WHAT IS NEEDED
Output all of the records exactly as written.

Collected data entries

■ ■ ■ ■ ■ ■ ■

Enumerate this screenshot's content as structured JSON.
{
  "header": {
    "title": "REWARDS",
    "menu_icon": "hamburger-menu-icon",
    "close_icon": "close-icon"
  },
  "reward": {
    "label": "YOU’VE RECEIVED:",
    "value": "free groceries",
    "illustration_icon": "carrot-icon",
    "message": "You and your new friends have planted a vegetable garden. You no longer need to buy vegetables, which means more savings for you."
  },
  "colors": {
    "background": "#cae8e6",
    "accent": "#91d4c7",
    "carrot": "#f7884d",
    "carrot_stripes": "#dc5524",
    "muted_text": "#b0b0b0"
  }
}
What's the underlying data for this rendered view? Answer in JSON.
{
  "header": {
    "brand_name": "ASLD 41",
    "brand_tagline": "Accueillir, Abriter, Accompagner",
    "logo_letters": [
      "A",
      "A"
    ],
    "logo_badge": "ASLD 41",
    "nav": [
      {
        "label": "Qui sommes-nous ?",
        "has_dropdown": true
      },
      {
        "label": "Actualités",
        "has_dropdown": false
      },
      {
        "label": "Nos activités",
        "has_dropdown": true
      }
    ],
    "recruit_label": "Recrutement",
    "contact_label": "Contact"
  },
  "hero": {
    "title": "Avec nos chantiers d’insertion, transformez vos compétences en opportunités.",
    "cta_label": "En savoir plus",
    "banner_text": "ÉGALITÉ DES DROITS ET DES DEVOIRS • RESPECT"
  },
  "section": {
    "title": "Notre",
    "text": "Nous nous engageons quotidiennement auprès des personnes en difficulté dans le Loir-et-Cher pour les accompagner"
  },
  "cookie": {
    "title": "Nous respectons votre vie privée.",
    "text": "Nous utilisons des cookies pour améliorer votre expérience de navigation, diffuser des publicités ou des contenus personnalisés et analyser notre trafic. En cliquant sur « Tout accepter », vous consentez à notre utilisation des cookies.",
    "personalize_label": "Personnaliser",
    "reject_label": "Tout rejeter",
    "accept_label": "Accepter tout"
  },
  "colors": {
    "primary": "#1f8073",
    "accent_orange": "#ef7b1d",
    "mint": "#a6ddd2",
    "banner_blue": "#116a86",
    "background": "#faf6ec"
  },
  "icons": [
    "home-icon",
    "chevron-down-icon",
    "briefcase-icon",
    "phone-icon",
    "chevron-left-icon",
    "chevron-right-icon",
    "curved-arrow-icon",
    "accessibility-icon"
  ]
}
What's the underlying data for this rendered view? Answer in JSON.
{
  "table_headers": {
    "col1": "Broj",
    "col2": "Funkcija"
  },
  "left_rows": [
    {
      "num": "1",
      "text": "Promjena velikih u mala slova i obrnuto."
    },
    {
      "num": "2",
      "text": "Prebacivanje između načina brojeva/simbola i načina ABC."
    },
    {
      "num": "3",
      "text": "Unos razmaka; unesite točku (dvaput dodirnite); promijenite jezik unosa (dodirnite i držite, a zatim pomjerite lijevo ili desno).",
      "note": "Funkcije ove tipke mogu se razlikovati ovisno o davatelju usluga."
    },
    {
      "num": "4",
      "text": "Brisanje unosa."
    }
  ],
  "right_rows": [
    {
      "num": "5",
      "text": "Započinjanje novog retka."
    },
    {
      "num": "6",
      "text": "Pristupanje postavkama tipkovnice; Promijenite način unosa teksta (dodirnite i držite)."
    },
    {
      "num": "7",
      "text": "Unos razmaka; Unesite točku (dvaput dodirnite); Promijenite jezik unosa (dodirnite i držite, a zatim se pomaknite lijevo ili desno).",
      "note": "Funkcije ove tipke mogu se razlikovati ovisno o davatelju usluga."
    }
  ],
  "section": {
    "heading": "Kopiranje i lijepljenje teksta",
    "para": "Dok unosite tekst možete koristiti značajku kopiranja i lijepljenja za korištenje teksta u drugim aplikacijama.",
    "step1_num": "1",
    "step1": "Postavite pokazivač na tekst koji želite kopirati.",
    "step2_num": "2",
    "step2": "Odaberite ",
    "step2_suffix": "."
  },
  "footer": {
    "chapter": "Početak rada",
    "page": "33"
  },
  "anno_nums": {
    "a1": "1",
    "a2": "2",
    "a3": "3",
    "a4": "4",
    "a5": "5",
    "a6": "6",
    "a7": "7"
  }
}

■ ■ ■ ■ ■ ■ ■

PROBLEM SOLUTION
Enumerate this screenshot's content as structured JSON.
{
  "header": {
    "title": "REWARDS",
    "menu_icon": "hamburger-menu-icon",
    "close_icon": "close-icon"
  },
  "reward": {
    "label": "YOU’VE RECEIVED:",
    "value": "free groceries",
    "illustration_icon": "carrot-icon",
    "message": "You and your new friends have planted a vegetable garden. You no longer need to buy vegetables, which means more savings for you."
  },
  "colors": {
    "background": "#cae8e6",
    "accent": "#91d4c7",
    "carrot": "#f7884d",
    "carrot_stripes": "#dc5524",
    "muted_text": "#b0b0b0"
  }
}
What's the underlying data for this rendered view? Answer in JSON.
{
  "header": {
    "brand_name": "ASLD 41",
    "brand_tagline": "Accueillir, Abriter, Accompagner",
    "logo_letters": [
      "A",
      "A"
    ],
    "logo_badge": "ASLD 41",
    "nav": [
      {
        "label": "Qui sommes-nous ?",
        "has_dropdown": true
      },
      {
        "label": "Actualités",
        "has_dropdown": false
      },
      {
        "label": "Nos activités",
        "has_dropdown": true
      }
    ],
    "recruit_label": "Recrutement",
    "contact_label": "Contact"
  },
  "hero": {
    "title": "Avec nos chantiers d’insertion, transformez vos compétences en opportunités.",
    "cta_label": "En savoir plus",
    "banner_text": "ÉGALITÉ DES DROITS ET DES DEVOIRS • RESPECT"
  },
  "section": {
    "title": "Notre",
    "text": "Nous nous engageons quotidiennement auprès des personnes en difficulté dans le Loir-et-Cher pour les accompagner"
  },
  "cookie": {
    "title": "Nous respectons votre vie privée.",
    "text": "Nous utilisons des cookies pour améliorer votre expérience de navigation, diffuser des publicités ou des contenus personnalisés et analyser notre trafic. En cliquant sur « Tout accepter », vous consentez à notre utilisation des cookies.",
    "personalize_label": "Personnaliser",
    "reject_label": "Tout rejeter",
    "accept_label": "Accepter tout"
  },
  "colors": {
    "primary": "#1f8073",
    "accent_orange": "#ef7b1d",
    "mint": "#a6ddd2",
    "banner_blue": "#116a86",
    "background": "#faf6ec"
  },
  "icons": [
    "home-icon",
    "chevron-down-icon",
    "briefcase-icon",
    "phone-icon",
    "chevron-left-icon",
    "chevron-right-icon",
    "curved-arrow-icon",
    "accessibility-icon"
  ]
}
What's the underlying data for this rendered view? Answer in JSON.
{
  "table_headers": {
    "col1": "Broj",
    "col2": "Funkcija"
  },
  "left_rows": [
    {
      "num": "1",
      "text": "Promjena velikih u mala slova i obrnuto."
    },
    {
      "num": "2",
      "text": "Prebacivanje između načina brojeva/simbola i načina ABC."
    },
    {
      "num": "3",
      "text": "Unos razmaka; unesite točku (dvaput dodirnite); promijenite jezik unosa (dodirnite i držite, a zatim pomjerite lijevo ili desno).",
      "note": "Funkcije ove tipke mogu se razlikovati ovisno o davatelju usluga."
    },
    {
      "num": "4",
      "text": "Brisanje unosa."
    }
  ],
  "right_rows": [
    {
      "num": "5",
      "text": "Započinjanje novog retka."
    },
    {
      "num": "6",
      "text": "Pristupanje postavkama tipkovnice; Promijenite način unosa teksta (dodirnite i držite)."
    },
    {
      "num": "7",
      "text": "Unos razmaka; Unesite točku (dvaput dodirnite); Promijenite jezik unosa (dodirnite i držite, a zatim se pomaknite lijevo ili desno).",
      "note": "Funkcije ove tipke mogu se razlikovati ovisno o davatelju usluga."
    }
  ],
  "section": {
    "heading": "Kopiranje i lijepljenje teksta",
    "para": "Dok unosite tekst možete koristiti značajku kopiranja i lijepljenja za korištenje teksta u drugim aplikacijama.",
    "step1_num": "1",
    "step1": "Postavite pokazivač na tekst koji želite kopirati.",
    "step2_num": "2",
    "step2": "Odaberite ",
    "step2_suffix": "."
  },
  "footer": {
    "chapter": "Početak rada",
    "page": "33"
  },
  "anno_nums": {
    "a1": "1",
    "a2": "2",
    "a3": "3",
    "a4": "4",
    "a5": "5",
    "a6": "6",
    "a7": "7"
  }
}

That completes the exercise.